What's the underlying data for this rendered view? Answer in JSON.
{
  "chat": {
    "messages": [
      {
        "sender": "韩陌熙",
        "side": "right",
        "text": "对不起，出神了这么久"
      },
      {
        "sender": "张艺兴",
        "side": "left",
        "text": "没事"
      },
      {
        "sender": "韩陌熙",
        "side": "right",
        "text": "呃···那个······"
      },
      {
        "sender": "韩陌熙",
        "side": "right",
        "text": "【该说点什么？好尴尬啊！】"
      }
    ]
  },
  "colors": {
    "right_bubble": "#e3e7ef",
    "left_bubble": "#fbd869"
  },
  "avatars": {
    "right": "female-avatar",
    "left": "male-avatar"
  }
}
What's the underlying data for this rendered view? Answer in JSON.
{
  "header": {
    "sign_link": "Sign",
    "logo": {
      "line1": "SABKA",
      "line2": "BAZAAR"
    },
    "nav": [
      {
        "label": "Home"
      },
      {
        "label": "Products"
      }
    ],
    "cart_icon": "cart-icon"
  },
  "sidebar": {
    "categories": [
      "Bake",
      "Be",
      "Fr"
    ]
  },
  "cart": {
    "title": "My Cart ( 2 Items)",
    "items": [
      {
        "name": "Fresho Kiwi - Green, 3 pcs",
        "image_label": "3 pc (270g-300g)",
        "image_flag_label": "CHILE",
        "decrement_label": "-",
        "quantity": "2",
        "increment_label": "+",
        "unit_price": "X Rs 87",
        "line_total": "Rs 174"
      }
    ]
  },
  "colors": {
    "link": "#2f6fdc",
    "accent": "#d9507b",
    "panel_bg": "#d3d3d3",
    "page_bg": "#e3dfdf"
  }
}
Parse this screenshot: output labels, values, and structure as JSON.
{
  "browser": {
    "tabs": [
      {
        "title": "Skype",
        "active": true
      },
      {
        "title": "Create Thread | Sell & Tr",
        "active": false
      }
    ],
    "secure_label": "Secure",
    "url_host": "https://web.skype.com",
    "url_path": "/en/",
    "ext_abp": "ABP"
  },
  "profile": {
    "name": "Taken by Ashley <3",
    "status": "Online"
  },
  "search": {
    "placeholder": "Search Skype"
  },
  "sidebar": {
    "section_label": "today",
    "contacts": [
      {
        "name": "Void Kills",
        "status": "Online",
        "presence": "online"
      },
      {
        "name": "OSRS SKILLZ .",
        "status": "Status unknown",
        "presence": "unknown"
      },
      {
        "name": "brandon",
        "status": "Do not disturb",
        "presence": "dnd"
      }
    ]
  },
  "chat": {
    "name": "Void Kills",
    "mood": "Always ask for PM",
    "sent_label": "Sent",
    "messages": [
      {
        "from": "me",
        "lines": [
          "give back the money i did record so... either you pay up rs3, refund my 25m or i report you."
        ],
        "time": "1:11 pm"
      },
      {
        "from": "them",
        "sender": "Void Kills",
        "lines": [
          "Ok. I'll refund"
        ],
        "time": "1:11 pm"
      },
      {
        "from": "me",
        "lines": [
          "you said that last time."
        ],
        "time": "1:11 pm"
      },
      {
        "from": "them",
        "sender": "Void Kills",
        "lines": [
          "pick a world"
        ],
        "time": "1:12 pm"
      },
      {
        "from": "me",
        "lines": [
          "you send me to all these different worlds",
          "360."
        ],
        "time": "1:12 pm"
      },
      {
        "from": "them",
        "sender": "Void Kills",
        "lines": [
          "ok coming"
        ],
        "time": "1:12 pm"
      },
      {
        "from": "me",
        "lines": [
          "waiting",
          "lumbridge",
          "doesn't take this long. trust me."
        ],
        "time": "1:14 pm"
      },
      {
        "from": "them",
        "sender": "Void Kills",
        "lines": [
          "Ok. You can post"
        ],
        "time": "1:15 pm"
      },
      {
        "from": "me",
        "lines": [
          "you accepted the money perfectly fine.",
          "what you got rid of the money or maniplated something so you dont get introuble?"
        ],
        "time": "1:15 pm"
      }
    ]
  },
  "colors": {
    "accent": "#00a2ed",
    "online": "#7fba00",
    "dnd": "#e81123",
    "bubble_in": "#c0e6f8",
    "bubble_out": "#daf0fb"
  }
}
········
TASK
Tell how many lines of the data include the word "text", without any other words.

EXERCISE RESPONSE
4